* **Requirement**
The answer must consist of each line of the records below that contains the string "Email".

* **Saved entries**
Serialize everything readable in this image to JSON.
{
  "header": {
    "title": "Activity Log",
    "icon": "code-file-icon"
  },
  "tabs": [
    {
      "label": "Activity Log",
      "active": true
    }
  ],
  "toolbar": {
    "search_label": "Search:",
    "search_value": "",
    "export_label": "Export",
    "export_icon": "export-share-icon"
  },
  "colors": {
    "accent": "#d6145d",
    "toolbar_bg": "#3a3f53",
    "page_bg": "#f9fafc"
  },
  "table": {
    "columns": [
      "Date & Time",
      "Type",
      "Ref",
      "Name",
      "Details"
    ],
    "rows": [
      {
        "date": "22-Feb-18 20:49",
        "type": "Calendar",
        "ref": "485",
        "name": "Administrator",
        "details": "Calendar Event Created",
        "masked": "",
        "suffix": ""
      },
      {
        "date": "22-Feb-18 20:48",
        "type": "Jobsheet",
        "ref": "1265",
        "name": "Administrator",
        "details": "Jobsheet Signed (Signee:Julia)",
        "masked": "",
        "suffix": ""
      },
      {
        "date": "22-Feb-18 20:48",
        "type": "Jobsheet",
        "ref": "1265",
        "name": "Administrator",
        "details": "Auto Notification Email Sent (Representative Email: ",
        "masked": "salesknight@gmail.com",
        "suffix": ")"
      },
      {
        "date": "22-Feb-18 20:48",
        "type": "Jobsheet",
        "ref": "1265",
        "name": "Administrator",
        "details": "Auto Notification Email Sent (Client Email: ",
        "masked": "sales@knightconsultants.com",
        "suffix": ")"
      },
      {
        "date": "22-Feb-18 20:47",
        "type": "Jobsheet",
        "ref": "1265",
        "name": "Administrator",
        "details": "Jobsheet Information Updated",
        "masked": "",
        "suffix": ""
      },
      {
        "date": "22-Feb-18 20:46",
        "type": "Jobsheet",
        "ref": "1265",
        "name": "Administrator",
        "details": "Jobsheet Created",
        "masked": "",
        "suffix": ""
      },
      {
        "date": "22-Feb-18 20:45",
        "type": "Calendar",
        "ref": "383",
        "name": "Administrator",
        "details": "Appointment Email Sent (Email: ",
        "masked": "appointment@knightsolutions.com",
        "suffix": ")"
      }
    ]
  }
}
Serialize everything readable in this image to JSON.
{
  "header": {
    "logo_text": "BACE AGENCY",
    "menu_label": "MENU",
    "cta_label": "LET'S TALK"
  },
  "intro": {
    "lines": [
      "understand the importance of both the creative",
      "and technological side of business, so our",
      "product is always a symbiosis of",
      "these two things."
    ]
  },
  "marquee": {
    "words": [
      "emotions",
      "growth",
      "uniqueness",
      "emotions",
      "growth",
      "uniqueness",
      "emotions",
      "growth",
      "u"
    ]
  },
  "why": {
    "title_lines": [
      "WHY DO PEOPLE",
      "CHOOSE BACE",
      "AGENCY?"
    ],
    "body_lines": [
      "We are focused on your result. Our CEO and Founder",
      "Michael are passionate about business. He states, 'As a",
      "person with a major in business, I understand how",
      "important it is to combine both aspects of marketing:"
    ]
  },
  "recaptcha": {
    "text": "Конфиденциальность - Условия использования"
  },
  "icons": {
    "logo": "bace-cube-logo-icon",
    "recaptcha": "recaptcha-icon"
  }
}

* **Response**
        "details": "Auto Notification Email Sent (Representative Email: ",
        "details": "Auto Notification Email Sent (Client Email: ",
        "details": "Appointment Email Sent (Email: ",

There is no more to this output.